Valuable account information from high spending clients was then used to forge large numbers of gold and platinum credit cards, claimed Mark Tomassi, prosecuting.
Corporate and individual accounts were then plundered and on some occasions up to #10,000 at a time was withdrawn during over-the-counter transactions.
The barrister told Southwark Crown Court the criminal scheme was so cleverly contrived that National Westminster Bank chiefs hardly knew what hit them.
By the time police caught up with Mr Boparan and the others allegedly involved, more than #1m worth of cash and property had been ''netted''.
Mr Tomassi told the jury Mr Boparan bought expensive cars, lived ''very comfortably'' in a plush apartment and enjoyed five-star hotels.
''He was going around spending and enjoying the high life,'' said the barrister. ''He was operating a massive fraud and making himself very rich as a result of it.''
In the dock with the 30-year-old businessman, of St John's Wood, north-west London, are Bulent Osman, 30, of Keston, Kent, and Russell Jones, 27, of Southend.
All three deny the joint charge of conspiracy to defraud NatWest, other central clearing banks, companies, corporations, and individuals.
Mr Tomassi said all three, as well as others not before the court, were involved in ''wholesale'' defrauding of banks on a ''massive scale''.
He said they operated a system that ''milked'' the data base at NatWest's card transaction centre at Southend-on-Sea, Essex.
Mr Tomassi went on: ''The system that was in place and dishonestly put into action was so effective that indeed the National Westminster Bank could hardly keep up with the level of fraud.''
Mr Tomassi claimed Mr Boparan had recruited at least four people working at the bank to help him carry out his scheme.
''Instead of going in and doing their job, they rifled through the data base looking at confidential information, printing it off and selling it. This case has demonstrated there was a ready market for such information,'' the barrister told the court.
''This case, you may think, is interesting and indeed particularly serious in view of the fact that according to the prosecution you are dealing here with figures in excess of #1m and a fraud that, had it not been stopped, was potentially limitless.''

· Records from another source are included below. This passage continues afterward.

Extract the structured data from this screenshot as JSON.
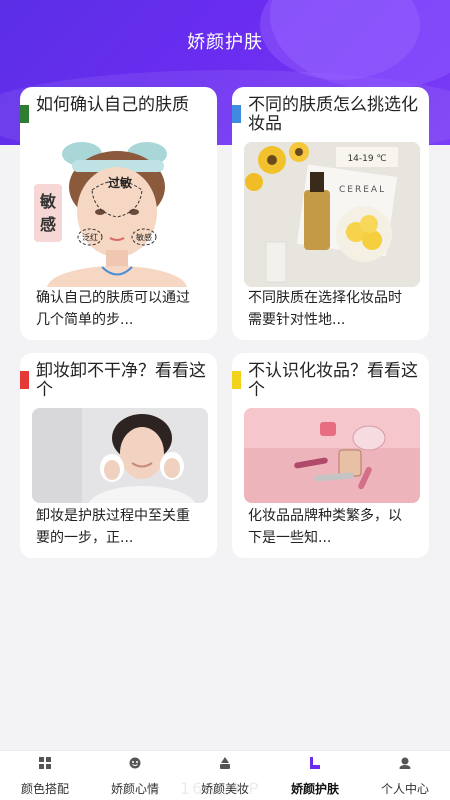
{
  "header": {
    "title": "娇颜护肤"
  },
  "cards": [
    {
      "title": "如何确认自己的肤质",
      "accent": "#2e7d32",
      "description": "确认自己的肤质可以通过几个简单的步...",
      "image_labels": {
        "big": "敏感",
        "top": "过敏",
        "left": "泛红",
        "right": "敏感"
      }
    },
    {
      "title": "不同的肤质怎么挑选化妆品",
      "accent": "#3f8be0",
      "description": "不同肤质在选择化妆品时需要针对性地...",
      "image_labels": {
        "tag": "14-19 ℃",
        "brand": "CEREAL"
      }
    },
    {
      "title": "卸妆卸不干净？看看这个",
      "accent": "#e53935",
      "description": "卸妆是护肤过程中至关重要的一步，正..."
    },
    {
      "title": "不认识化妆品？看看这个",
      "accent": "#f2d21b",
      "description": "化妆品品牌种类繁多，以下是一些知..."
    }
  ],
  "nav": [
    {
      "label": "颜色搭配",
      "icon": "grid-icon"
    },
    {
      "label": "娇颜心情",
      "icon": "smile-icon"
    },
    {
      "label": "娇颜美妆",
      "icon": "makeup-icon"
    },
    {
      "label": "娇颜护肤",
      "icon": "skincare-icon",
      "active": true
    },
    {
      "label": "个人中心",
      "icon": "user-icon"
    }
  ],
  "watermark": "168A9 P"
}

But the barrister said that, despite the scheme's high level of sophistication and organisation, it was caught out in the ''most mundane'' way.
A police constable walking the beat noticed that a car parked outside Mr Boparan's home did not have a tax disc.
Further inquiries revealed the vehicle had been bought fraudulently, and his fingerprints were found on the car. Inside was a wealth of incriminating evidence including a credit card imprinter, a large number of cards, and bank screen printouts.
The trial continues.